Approximately 217 neonates delivered to pregnant women with COVID-19 have been reported in the literature.51 More recently, 19 additional infected neonates were reported24 from 10 hospitals in Iran, among whom there were infants with early and late positive testing for the virus. The relative risks and proportions of neonatal infections that result from a) intrauterine transmission of SARS-CoV-2 from either transplacental or ascending infection; b) acquiring infection during labor and delivery; or c) following delivery from the mother, other individuals, or the environment remain unknown. This knowledge is of critical importance—it can guide management of pregnant mothers with COVID-19, delivery, and postpartum care of the neonate in order to minimize the risk of neonatal infection. In addition, identifying mechanisms of neonatal COVID-19 infection will be useful in determining such factors as the need for cesarean delivery, neonatal isolation in intensive care, guidelines for neonatal resuscitation, safety of rooming-in, avoidance of skin-to-skin contact and breastfeeding, and postpartum contact between the neonate and family members and other individuals. Until these data are established, there will continue to be variation in the care of pregnant women with COVID-19 and their neonates. Institutions, hospitals, professional organizations, and the public health community have attempted to use the limited data available to provide recommendations for clinical care that reduces risk of neonatal infection within the contexts of local social and clinical settings.50
In determining whether intrauterine vertical transmission of SARS-CoV-2 has occurred, multiple findings are suggestive; these include positive RT-PCR testing of a neonate for the virus at or shortly after birth, early onset of symptoms, and elevated levels of specific IgM antibodies following delivery. However, confirmation of intrauterine transplacental transmission of COVID-19 should be reserved for those neonates who have demonstrable identification of viral antigen or RNA in fetal-derived placental cells following microscopic pathology testing of tissue sections. These methods include using immunohistochemistry for identification of viral antigen and detection of viral RNA using in situ hybridization or RNAscope methods. It is clear that many, if not most, pathology laboratories will not have the capability of performing these types of tests on placentas. However, it is suggested that whenever feasible, placentas be retained from those neonates suspected of having early-onset COVID-19 and, when necessary, have formalin-fixed tissues sent to appropriate pathology laboratories for special testing and evaluation of transplacental infection. At this point in time, fortunately, it appears as though bona fide transplacental transmission is highly unusual.52

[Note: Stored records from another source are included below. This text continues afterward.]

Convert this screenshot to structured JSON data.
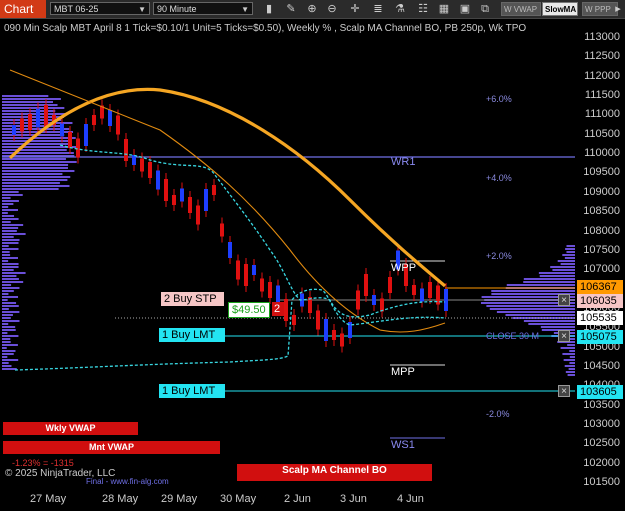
{
  "toolbar": {
    "tab_label": "Chart",
    "instrument": "MBT 06-25",
    "interval": "90 Minute",
    "buttons": {
      "w_vwap": "W VWAP",
      "slow_ma": "SlowMA",
      "w_ppp": "W PPP"
    },
    "icons": [
      "bar-chart-icon",
      "pencil-icon",
      "zoom-in-icon",
      "zoom-out-icon",
      "crosshair-icon",
      "list-icon",
      "strategy-icon",
      "ladder-icon",
      "grid-icon",
      "window-icon",
      "screenshot-icon",
      "arrow-right-icon"
    ]
  },
  "title": "090 Min Scalp MBT April 8 1 Tick=$0.10/1 Unit=5 Ticks=$0.50), Weekly % , Scalp MA Channel BO, PB 250p, Wk TPO",
  "y_axis": [
    "113000",
    "112500",
    "112000",
    "111500",
    "111000",
    "110500",
    "110000",
    "109500",
    "109000",
    "108500",
    "108000",
    "107500",
    "107000",
    "106500",
    "106000",
    "105500",
    "105000",
    "104500",
    "104000",
    "103500",
    "103000",
    "102500",
    "102000",
    "101500"
  ],
  "x_axis": [
    "27 May",
    "28 May",
    "29 May",
    "30 May",
    "2 Jun",
    "3 Jun",
    "4 Jun"
  ],
  "price_tags": {
    "last_high": "106367",
    "stop": "106035",
    "current": "105535",
    "buy1": "105075",
    "buy2": "103605"
  },
  "orders": {
    "stop_label": "2 Buy STP",
    "pnl": "$49.50",
    "qty": "2",
    "buy1_label": "1 Buy LMT",
    "buy2_label": "1 Buy LMT"
  },
  "levels": {
    "wr1": "WR1",
    "wpp": "WPP",
    "mpp": "MPP",
    "ws1": "WS1",
    "close": "CLOSE 30 M"
  },
  "percent_labels": [
    "+6.0%",
    "+4.0%",
    "+2.0%",
    "-2.0%"
  ],
  "bars": {
    "wkly_vwap": "Wkly VWAP",
    "mnt_vwap": "Mnt VWAP",
    "scalp_bo": "Scalp MA Channel BO"
  },
  "footer": {
    "pnl": "-1.23% = -1315",
    "copyright": "© 2025 NinjaTrader, LLC",
    "site": "Final - www.fin-alg.com"
  },
  "colors": {
    "accent": "#d23a16",
    "up_candle": "#1e3fff",
    "down_candle": "#e01010",
    "slow_ma": "#f5a623",
    "fast_ma": "#e08a10",
    "channel": "#38d6e0",
    "profile": "#6a4fd8",
    "tag_cyan": "#23e4f2",
    "tag_pink": "#f6c6c6"
  }
}
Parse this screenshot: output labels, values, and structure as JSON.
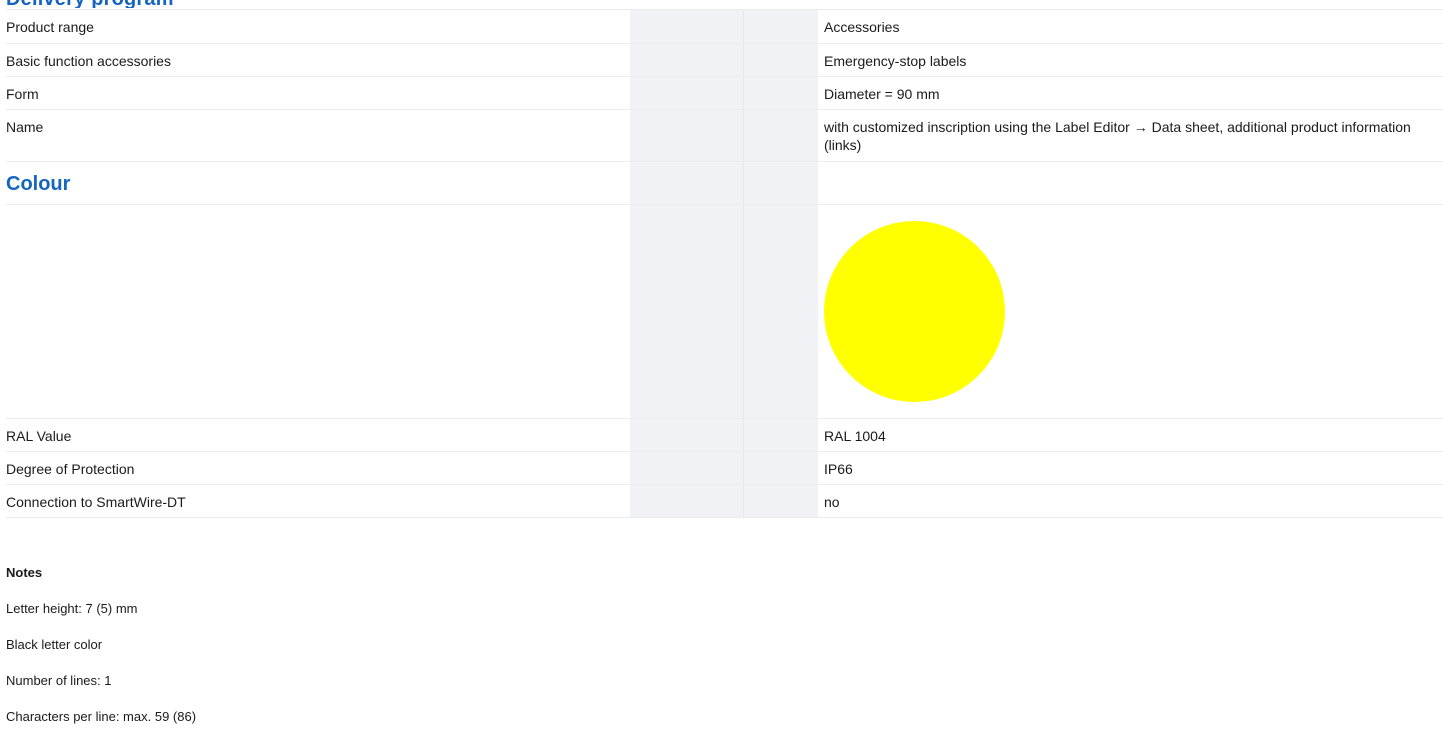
{
  "cut_heading": "Delivery program",
  "rows": {
    "product_range": {
      "label": "Product range",
      "value": "Accessories"
    },
    "basic_function": {
      "label": "Basic function accessories",
      "value": "Emergency-stop labels"
    },
    "form": {
      "label": "Form",
      "value": "Diameter = 90 mm"
    },
    "name": {
      "label": "Name",
      "value": "with customized inscription using the Label Editor → Data sheet, additional product information (links)"
    }
  },
  "colour": {
    "title": "Colour",
    "swatch_color": "#FFFF00",
    "ral_label": "RAL Value",
    "ral_value": "RAL 1004"
  },
  "rows2": {
    "protection": {
      "label": "Degree of Protection",
      "value": "IP66"
    },
    "smartwire": {
      "label": "Connection to SmartWire-DT",
      "value": "no"
    }
  },
  "notes": {
    "title": "Notes",
    "lines": [
      "Letter height: 7 (5) mm",
      "Black letter color",
      "Number of lines: 1",
      "Characters per line: max. 59 (86)"
    ]
  },
  "colors": {
    "accent": "#1565C0",
    "column_shade": "#F1F2F5",
    "row_rule": "#E9EBEE"
  }
}
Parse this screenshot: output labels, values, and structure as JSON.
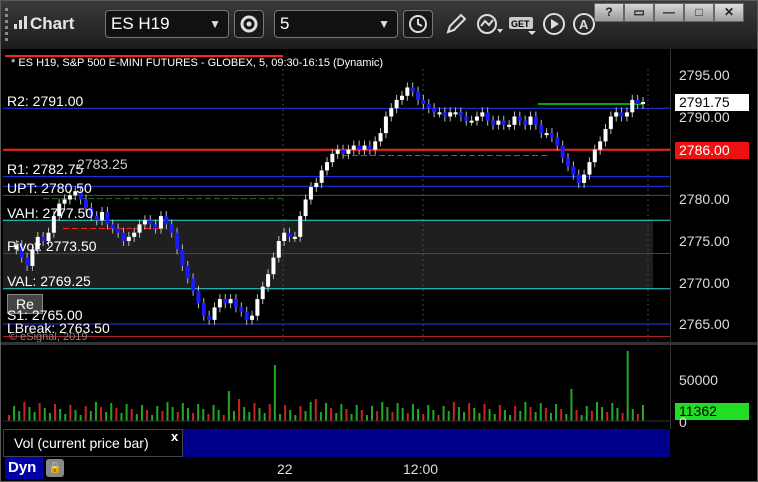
{
  "window": {
    "title": "Chart",
    "symbol": "ES H19",
    "interval": "5",
    "controls": {
      "help": "?",
      "restore": "▭",
      "minimize": "—",
      "maximize": "□",
      "close": "✕"
    }
  },
  "toolbar_icons": [
    "gear-icon",
    "clock-icon",
    "pencil-icon",
    "chart-studies-icon",
    "get-icon",
    "play-icon",
    "a-icon"
  ],
  "chart": {
    "header": "* ES H19, S&P 500 E-MINI FUTURES - GLOBEX, 5, 09:30-16:15 (Dynamic)",
    "watermark": "© eSignal, 2019",
    "price_ticks": [
      "2795.00",
      "2790.00",
      "2785.00",
      "2780.00",
      "2775.00",
      "2770.00",
      "2765.00"
    ],
    "last_price": "2791.75",
    "red_tag": "2786.00",
    "levels": [
      {
        "label": "R2: 2791.00"
      },
      {
        "label": "R1: 2782.75"
      },
      {
        "label": "UPT: 2780.50"
      },
      {
        "label": "VAH: 2777.50"
      },
      {
        "label": "Pivot: 2773.50"
      },
      {
        "label": "VAL: 2769.25"
      },
      {
        "label": "S1: 2765.00"
      },
      {
        "label": "LBreak: 2763.50"
      }
    ],
    "overlap_label": "2783.25",
    "button_label": "Re",
    "colors": {
      "up": "#ffffff",
      "down": "#1a1aff",
      "green": "#00ff00",
      "red": "#ff2020",
      "blue_line": "#2233ff",
      "cyan_line": "#22dddd"
    }
  },
  "volume": {
    "ticks": [
      "50000",
      "0"
    ],
    "last_volume": "11362",
    "study_label": "Vol (current price bar)",
    "close_label": "x"
  },
  "time_axis": {
    "labels": [
      "22",
      "12:00"
    ],
    "mode_label": "Dyn"
  }
}
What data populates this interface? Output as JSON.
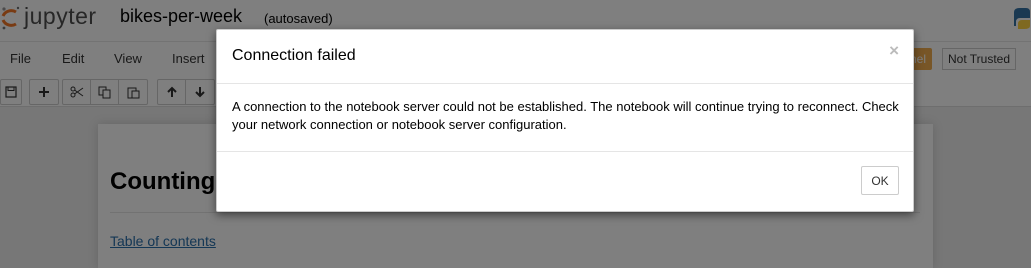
{
  "header": {
    "logo_text": "jupyter",
    "notebook_name": "bikes-per-week",
    "autosave_status": "(autosaved)",
    "logo_accent_color": "#f37726"
  },
  "menubar": {
    "items": [
      "File",
      "Edit",
      "View",
      "Insert"
    ],
    "kernel_badge": "rnel",
    "trust_badge": "Not Trusted"
  },
  "toolbar": {
    "icons": [
      "save-icon",
      "plus-icon",
      "cut-icon",
      "copy-icon",
      "paste-icon",
      "arrow-up-icon",
      "arrow-down-icon"
    ]
  },
  "notebook": {
    "heading": "Counting",
    "toc_link": "Table of contents"
  },
  "modal": {
    "title": "Connection failed",
    "close_glyph": "×",
    "body": "A connection to the notebook server could not be established. The notebook will continue trying to reconnect. Check your network connection or notebook server configuration.",
    "ok_label": "OK"
  }
}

The authors have no relevant financial interest in the products or companies described in this article.